• _Exercise goal_: Word for word, repeat all the entries below, but without the pictures.

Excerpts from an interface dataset
######
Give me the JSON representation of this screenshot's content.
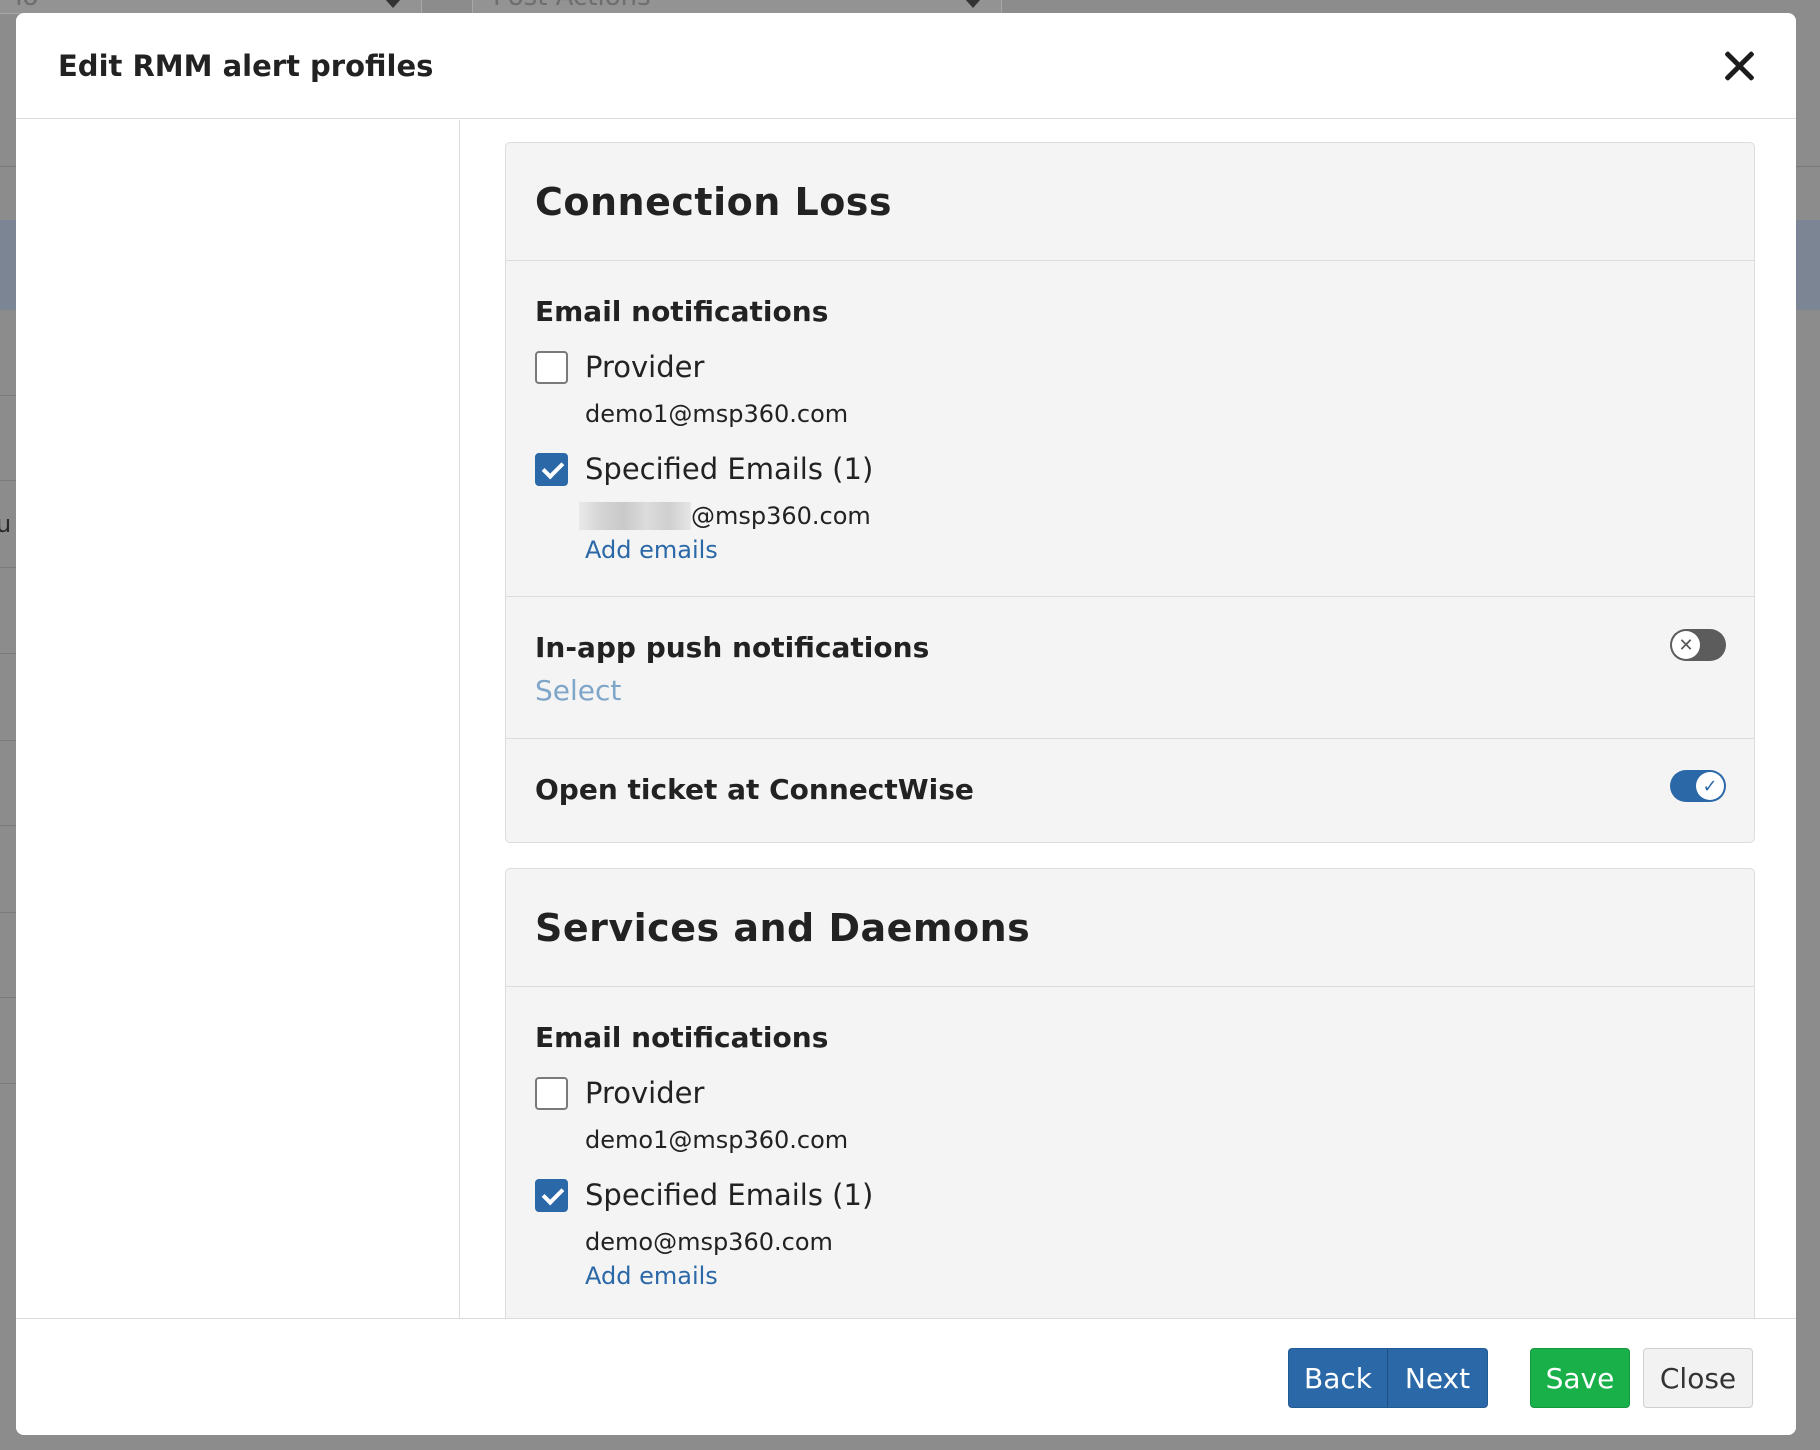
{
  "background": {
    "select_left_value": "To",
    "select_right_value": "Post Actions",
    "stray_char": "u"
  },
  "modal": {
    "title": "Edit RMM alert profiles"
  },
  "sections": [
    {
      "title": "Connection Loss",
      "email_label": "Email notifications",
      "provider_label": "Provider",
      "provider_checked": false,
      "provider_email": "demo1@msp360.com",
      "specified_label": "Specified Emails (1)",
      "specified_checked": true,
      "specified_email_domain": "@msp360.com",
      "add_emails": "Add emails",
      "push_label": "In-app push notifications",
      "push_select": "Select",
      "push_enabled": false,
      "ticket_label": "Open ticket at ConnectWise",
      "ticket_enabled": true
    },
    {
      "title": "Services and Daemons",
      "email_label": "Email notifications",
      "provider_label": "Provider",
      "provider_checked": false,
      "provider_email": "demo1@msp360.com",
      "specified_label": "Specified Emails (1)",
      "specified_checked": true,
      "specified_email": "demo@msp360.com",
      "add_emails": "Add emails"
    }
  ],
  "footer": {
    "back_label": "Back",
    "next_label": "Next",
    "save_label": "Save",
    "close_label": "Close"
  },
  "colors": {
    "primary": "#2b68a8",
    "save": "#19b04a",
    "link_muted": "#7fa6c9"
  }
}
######
• _Written reply_:
Give me the JSON representation of this screenshot's content.
{
  "background": {
    "select_left_value": "To",
    "select_right_value": "Post Actions",
    "stray_char": "u"
  },
  "modal": {
    "title": "Edit RMM alert profiles"
  },
  "sections": [
    {
      "title": "Connection Loss",
      "email_label": "Email notifications",
      "provider_label": "Provider",
      "provider_checked": false,
      "provider_email": "demo1@msp360.com",
      "specified_label": "Specified Emails (1)",
      "specified_checked": true,
      "specified_email_domain": "@msp360.com",
      "add_emails": "Add emails",
      "push_label": "In-app push notifications",
      "push_select": "Select",
      "push_enabled": false,
      "ticket_label": "Open ticket at ConnectWise",
      "ticket_enabled": true
    },
    {
      "title": "Services and Daemons",
      "email_label": "Email notifications",
      "provider_label": "Provider",
      "provider_checked": false,
      "provider_email": "demo1@msp360.com",
      "specified_label": "Specified Emails (1)",
      "specified_checked": true,
      "specified_email": "demo@msp360.com",
      "add_emails": "Add emails"
    }
  ],
  "footer": {
    "back_label": "Back",
    "next_label": "Next",
    "save_label": "Save",
    "close_label": "Close"
  },
  "colors": {
    "primary": "#2b68a8",
    "save": "#19b04a",
    "link_muted": "#7fa6c9"
  }
}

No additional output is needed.